Polman: Kudos to our saviors in Alabama
I agree with Roy Moore. There really is a God.
But I'm talking about a sane compassionate God — not the bigoted, homophobic, hate-filled God that Moore sought to impose on Alabama and this benighted nation. I'm talking about a God whose spirit burned bright in the hundreds of thousands of citizens who pulled us back from the amoral abyss Tuesday night. I'm talking about the people who saved us from the most repugnant manifestations of Trumpism.
Trump and Moore made quite a team: a lying serial sexual harasser and a mall-trawling serial teen harasser. Moore functioned as Trump's mini-me, attacking female accusers and spewing the usual tinpot tripe about "fake news."And Trump assumed he had political muscle in a state that he won last year by 28 points. Instead, the two credibly accused pervs — along with Trump's dirtbag doppelganger, Steve Bannon — suffered an ignominious defeat.
Did Trump have muscle in Alabama? Nope. According to the exit polls, 51 percent of voters said his repeated endorsements of Moore weren't a factor, and among those, 56 percent voted for his opponent, Doug Jones. That was the ballgame right there.
By the way, Trump won 62 percent of the presidential vote in 2016, but his Alabama approval rating has dropped to 48 percent. Even in Alabama, he's bleeding badly. Combine that with everything else we know — his national approval rating in the latest Pew poll is 32 percent; his party lost the gubernatorial races last month in Virginia and New Jersey; his party trails by roughly 10 points in the generic midterm election balloting — and it's possible that Alabama is his dead canary in the coal mine.
So much for the losers, including Alabama's white evangelicals, who betrayed their morals by giving Moore 81 percent of their votes. Let's put our hands together for the winners:
African-Americans. By turning out in numbers that far exceeded expectations (29 percent of Tuesday's electorate, with 96 percent of their votes going to Jones), they pulled Alabama into the 21st century. Apparently, it didn't sit well with these black citizens that Moore was openly pining for the good old days of slavery and musing that America would be better off without the constitutional amendment that guarantees equal protection of the law. Nor did it probably sit well that Trump came to Alabama and denounced kneeling black athletes as SOBs.

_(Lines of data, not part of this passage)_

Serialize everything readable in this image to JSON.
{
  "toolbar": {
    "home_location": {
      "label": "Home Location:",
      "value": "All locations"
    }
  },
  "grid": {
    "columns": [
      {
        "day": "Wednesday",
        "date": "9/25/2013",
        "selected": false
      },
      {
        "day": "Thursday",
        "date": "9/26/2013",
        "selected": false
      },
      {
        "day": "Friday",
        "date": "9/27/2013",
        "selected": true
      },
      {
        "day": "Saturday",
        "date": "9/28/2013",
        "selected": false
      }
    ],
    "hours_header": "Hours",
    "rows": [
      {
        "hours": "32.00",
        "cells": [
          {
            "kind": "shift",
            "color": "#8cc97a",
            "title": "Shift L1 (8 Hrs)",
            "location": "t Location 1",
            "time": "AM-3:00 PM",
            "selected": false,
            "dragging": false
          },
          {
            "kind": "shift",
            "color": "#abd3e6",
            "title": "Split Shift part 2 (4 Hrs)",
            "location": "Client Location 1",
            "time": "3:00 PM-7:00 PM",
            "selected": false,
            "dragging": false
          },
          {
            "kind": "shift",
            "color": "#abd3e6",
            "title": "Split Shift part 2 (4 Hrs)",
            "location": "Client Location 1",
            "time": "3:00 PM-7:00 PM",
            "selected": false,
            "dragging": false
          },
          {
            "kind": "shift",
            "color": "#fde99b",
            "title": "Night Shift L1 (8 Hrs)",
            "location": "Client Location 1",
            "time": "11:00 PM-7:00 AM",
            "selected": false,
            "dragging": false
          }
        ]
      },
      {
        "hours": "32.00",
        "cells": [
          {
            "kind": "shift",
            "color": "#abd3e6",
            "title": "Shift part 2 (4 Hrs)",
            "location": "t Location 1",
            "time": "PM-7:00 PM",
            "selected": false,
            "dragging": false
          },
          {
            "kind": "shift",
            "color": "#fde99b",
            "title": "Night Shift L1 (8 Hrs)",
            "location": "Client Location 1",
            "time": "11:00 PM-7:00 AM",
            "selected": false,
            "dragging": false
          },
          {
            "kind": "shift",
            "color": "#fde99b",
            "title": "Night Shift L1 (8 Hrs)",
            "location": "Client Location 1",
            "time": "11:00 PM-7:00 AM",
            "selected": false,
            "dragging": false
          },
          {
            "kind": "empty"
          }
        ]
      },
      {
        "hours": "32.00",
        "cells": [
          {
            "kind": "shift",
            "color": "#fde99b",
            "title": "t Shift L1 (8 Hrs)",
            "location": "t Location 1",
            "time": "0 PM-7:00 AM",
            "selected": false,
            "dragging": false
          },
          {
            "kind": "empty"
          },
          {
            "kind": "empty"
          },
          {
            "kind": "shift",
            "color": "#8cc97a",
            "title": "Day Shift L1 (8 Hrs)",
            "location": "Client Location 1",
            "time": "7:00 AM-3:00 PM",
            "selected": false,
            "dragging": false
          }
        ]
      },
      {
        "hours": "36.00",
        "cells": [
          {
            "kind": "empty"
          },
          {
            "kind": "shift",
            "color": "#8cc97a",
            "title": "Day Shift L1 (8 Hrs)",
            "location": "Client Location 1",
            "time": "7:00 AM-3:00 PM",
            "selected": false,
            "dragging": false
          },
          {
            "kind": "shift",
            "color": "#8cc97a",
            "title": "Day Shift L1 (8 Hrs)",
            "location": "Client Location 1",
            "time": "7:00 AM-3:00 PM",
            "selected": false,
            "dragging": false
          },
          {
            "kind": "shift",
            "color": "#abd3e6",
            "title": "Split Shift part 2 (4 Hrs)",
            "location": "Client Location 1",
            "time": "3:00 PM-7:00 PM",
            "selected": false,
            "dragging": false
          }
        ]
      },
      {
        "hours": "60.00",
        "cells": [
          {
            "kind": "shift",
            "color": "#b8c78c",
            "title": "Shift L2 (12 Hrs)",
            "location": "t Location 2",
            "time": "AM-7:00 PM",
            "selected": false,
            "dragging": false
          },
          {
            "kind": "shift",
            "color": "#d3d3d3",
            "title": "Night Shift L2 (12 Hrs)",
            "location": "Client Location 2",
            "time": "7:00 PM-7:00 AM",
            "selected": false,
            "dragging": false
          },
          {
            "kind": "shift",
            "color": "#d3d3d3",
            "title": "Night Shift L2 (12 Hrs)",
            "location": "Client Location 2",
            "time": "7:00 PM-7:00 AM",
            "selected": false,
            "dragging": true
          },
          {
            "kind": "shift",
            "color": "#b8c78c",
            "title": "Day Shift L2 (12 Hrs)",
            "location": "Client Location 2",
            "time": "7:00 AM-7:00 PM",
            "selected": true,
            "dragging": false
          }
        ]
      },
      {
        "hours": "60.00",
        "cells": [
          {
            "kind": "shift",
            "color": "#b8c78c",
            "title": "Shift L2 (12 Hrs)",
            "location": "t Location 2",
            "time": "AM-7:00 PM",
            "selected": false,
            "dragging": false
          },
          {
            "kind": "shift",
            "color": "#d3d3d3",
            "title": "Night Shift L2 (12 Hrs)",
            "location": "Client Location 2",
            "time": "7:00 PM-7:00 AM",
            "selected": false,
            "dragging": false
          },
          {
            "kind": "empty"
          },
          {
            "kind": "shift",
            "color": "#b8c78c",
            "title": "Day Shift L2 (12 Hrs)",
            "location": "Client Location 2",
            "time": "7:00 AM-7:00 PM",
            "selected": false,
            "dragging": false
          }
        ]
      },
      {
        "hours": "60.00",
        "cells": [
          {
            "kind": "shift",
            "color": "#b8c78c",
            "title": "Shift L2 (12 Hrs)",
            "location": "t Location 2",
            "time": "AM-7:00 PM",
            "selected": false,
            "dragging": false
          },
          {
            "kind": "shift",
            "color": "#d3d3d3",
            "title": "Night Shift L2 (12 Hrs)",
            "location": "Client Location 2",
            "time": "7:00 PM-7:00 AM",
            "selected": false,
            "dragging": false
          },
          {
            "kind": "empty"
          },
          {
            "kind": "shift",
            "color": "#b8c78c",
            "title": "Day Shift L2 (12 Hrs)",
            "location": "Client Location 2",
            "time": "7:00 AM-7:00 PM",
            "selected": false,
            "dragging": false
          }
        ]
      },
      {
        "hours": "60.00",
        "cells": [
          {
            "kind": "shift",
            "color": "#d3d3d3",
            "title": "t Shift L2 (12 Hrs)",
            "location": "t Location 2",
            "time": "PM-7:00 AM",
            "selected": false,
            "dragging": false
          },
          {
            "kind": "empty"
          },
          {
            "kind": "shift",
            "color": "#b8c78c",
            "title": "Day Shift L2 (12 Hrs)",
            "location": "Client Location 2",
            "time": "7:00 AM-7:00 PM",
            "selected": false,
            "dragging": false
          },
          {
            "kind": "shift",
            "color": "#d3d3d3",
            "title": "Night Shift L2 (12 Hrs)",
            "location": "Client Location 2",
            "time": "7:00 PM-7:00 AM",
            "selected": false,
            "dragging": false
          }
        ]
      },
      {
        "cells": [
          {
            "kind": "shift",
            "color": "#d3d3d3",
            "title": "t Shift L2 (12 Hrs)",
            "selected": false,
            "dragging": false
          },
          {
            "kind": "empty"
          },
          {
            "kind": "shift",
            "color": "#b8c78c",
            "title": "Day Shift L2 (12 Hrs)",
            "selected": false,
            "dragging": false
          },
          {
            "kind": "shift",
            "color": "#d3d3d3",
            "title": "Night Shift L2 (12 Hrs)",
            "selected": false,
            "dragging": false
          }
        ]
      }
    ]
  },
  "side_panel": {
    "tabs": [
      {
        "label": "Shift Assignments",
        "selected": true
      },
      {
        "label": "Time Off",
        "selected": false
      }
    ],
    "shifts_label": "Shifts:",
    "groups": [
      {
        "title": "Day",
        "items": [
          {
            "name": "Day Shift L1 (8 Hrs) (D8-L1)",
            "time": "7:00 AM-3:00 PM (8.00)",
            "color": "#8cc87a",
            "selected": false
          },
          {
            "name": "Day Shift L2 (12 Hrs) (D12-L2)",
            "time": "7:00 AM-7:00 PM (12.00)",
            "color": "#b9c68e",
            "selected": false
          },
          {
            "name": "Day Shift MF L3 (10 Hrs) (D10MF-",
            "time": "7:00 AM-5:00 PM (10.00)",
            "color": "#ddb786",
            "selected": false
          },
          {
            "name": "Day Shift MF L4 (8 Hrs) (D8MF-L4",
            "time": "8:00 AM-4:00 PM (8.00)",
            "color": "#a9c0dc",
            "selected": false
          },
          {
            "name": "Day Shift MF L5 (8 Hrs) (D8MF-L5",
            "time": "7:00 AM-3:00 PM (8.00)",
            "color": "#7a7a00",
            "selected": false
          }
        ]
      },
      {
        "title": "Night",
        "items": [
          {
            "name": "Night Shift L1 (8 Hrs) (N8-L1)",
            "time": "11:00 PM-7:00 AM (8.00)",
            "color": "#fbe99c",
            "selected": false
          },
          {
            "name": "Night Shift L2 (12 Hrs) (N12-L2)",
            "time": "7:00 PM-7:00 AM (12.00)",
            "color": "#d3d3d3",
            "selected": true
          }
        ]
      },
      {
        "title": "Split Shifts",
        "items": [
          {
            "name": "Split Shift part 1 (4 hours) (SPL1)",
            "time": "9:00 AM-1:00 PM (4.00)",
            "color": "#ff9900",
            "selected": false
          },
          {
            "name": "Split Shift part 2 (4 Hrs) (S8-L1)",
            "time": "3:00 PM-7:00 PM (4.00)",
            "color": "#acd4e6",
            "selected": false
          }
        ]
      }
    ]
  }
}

Women. There's no way of knowing whether they were turned off by Moore's cruising of teens, or his stated belief that America would be better off without the constitutional amendment giving women the right to vote, or his belief that Muslims shouldn't serve in government, or his belief that America is evil because it allows gay marriage, or his alliance with a "president" who's accused of harassment by at least 16 women. Whatever the mix, the numbers tell the tale: They favored Jones over Moore by a whopping 16 points, 57 to 41.
Moore's female accusers. By a 20-point margin, women voters said the allegations about Moore were true. Indeed, among mothers with children younger than 18, Jones won by 34 points, 66 to 32.
Richard Shelby. Last weekend, Alabama's senior Republican senator put country above party, urging his constituents to write in a "distinguished" Republican. He thus defied Trump, Bannon, the Republican National Committee (which sent Moore $150,000), and his own state GOP. Though Shelby's influence is hard to measure, he deserves some of the credit for arresting our race to the bottom. Which brings us to...
Senate Republicans. They're winners too, inadvertently so. A Moore victory would've made their lives hell. A Moore defeat frees them from conducting an ethics investigation and contemplating expulsion. A Moore defeat spares them from having to answer press questions every time Moore opened his yap. They get enough grief as it is from Trump's moronic tweets.
On the other hand, Jones' ascent to the Senate narrows the Republican majority to 51-49, which means the GOP has even less margin for error as it labors to deliver legislative wins for Trump in 2018. The party still seems determined to enact a tax "reform" bill that screws the working- and middle-class voters, a bill most Americans strongly oppose, and Jones won't be sworn in until after it's passed. But there's hope for 2018 that at least a few Republican senators will read the Alabama tea leaves and act in the national interest.
As conservative columnist Jennifer Rubin says, "If pure, undistilled Trumpism is a dud in a deep-red state, perhaps Republicans will conclude it is a failed political philosophy for the country at large."
If so, then there truly is a God.